NBlob posted an interesting question, which IMHO deserves something more then just a simple in line response.
Quote: One of the most interesting things in WoC was the transplanted social contexts of up timers, feminism, LGBTQ, & race were discussed, but not the Green movement.
Would it be possible to kick off the Green Movement without Rachel Carson's Silent Spring, without the blights of oil spills, dead rivers, introduced species. Or would we accelerate Pell Mell into a hellscape of neonicanatoids, organochlorines, and hormone disrupters?
Post WW2 Western Europe and to a lesser extent the United States were more or less industrialized but to a large degree rural country. Small scale farming was the norm, with big industry concentrated in urban areas. And at those places pollution was already rampant.
I’ll give you an example. As I am typing this, I can look at a small river 8 meters away from my desk. 70 years ago, this was more or less used as a sewer for small scale ironworking, shipbuilding and a coal to gas plant that supplied heating gas for this part of the city. It took from the late 60s to the late 80s to clean up the river, with the remaining brownfield site reworked to housing in the decade following that.
On the other hand, the waste that society produced was mild. Most products were packaged in (treated) paper, sold without rapping and disposable plastic bags were in a distant future. The fridge made his first appearance over here in the late 50s, so shopping was mostly a daily occurrence.
Organic waste was picked up even before sanctioned recycling by small traders called “schillenboeren”. Literally that means “peel traders”. Edible refuse was sold to lice stock holding farmers (Pigs will eat almost anything) and the rest went up the compost heap to be sold as fertilizer and top soil for the next spring.
Green movement and/or government intervention.
So how green will our 1955 be? Probably greener than it would have been. Footage from Tsjernobyl and Fukushima would make the appetite for nuclear energy a lot lower. Other factors would be more economical. Norway and The Netherlands are sitting on vast bubbles of natural gas and in the North Sea is enough oil for decades. So, coal could be on its way out in Europe.

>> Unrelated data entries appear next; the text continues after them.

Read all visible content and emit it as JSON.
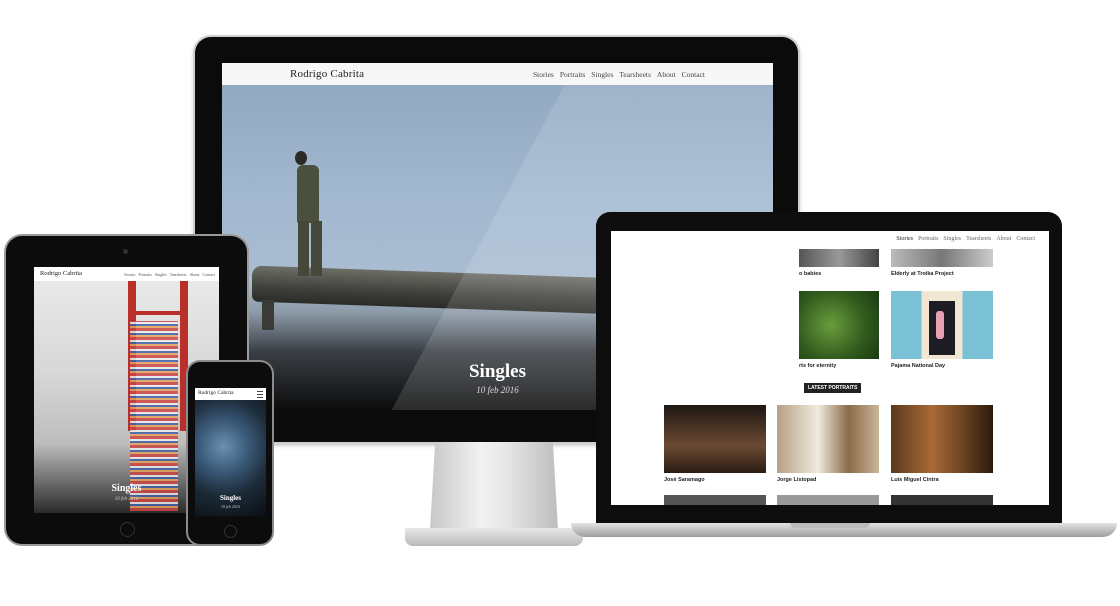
{
  "site": {
    "logo": "Rodrigo Cabrita",
    "nav": [
      "Stories",
      "Portraits",
      "Singles",
      "Tearsheets",
      "About",
      "Contact"
    ]
  },
  "hero": {
    "title": "Singles",
    "date": "10 feb 2016"
  },
  "laptop": {
    "captions_top": [
      "o babies",
      "Elderly at Troika Project"
    ],
    "captions_mid": [
      "rts for eternity",
      "Pajama National Day"
    ],
    "section_label": "LATEST PORTRAITS",
    "portrait_captions": [
      "José Saramago",
      "Jorge Listopad",
      "Luís Miguel Cintra"
    ]
  },
  "colors": {
    "bridge_red": "#b9302b",
    "header_bg": "#f7f7f7",
    "badge_bg": "#222222"
  }
}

Governments would be eager to pick off other low hanging fruit. Recycling, CFC free fridges and spray cans and lead-free gasoline intermixed with ethanol are the first to spring to mind. Intensive agriculture pioneered in the US and rolled out by people like Sicco Mansholt will supply cheap food and other materials. Manure can be used as a source for green gas which can be used in greenhouse farming. Early solar and wind power as well as city planning – southward facing roofs, utility ducts and city-wide warming systems will do the rest.
There will be green movement, attacking the excesses and finding itself in a watchdog role not unlike people in road and child safety. So less militant but more influence.